> [EXERCISE INPUTS]:
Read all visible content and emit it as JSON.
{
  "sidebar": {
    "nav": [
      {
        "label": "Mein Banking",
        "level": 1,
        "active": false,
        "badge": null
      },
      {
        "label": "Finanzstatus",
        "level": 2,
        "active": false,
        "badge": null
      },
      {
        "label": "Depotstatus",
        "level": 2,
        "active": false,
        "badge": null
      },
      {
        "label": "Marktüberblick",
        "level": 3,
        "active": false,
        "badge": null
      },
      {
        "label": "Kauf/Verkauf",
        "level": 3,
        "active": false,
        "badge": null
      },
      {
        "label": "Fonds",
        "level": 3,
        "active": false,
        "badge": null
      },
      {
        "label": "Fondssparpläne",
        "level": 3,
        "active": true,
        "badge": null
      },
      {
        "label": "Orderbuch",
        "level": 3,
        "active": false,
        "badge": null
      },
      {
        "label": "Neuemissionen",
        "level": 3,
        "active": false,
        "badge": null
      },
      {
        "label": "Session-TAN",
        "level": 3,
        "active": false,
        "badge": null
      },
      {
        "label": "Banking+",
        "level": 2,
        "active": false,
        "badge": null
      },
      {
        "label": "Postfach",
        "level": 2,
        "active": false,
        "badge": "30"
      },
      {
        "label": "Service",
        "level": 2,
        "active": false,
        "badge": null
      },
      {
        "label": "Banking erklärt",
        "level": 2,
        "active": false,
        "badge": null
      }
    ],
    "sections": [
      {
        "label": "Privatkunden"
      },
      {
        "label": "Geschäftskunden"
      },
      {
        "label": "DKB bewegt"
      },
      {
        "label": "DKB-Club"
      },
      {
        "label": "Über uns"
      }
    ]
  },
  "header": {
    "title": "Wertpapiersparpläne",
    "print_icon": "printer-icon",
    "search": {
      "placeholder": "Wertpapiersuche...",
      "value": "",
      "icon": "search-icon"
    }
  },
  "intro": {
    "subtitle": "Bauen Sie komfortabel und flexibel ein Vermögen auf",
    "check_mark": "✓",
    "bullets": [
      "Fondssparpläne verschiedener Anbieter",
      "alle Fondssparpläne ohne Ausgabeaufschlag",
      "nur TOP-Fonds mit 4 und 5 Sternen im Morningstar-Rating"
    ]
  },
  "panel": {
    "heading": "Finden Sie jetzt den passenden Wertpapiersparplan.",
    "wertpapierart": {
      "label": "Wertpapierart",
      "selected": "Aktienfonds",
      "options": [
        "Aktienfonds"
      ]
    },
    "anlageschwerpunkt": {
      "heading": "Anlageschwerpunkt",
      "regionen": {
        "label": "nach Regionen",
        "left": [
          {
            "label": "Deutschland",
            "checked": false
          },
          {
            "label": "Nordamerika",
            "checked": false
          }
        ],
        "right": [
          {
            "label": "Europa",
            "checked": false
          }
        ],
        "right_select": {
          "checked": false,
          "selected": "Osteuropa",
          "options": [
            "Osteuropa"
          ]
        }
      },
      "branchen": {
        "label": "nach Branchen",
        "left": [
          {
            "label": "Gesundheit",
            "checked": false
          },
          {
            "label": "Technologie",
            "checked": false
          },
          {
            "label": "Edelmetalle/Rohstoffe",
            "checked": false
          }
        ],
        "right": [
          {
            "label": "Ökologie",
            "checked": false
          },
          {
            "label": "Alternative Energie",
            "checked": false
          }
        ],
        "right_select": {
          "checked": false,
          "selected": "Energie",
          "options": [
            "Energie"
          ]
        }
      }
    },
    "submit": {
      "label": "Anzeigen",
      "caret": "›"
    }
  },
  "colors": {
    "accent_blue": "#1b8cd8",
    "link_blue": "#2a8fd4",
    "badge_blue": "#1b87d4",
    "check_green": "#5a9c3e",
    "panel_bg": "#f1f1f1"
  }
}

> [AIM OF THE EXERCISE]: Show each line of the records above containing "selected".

> [RESPONSE TO THIS TASK]:
      "selected": "Aktienfonds",
          "selected": "Osteuropa",
          "selected": "Energie",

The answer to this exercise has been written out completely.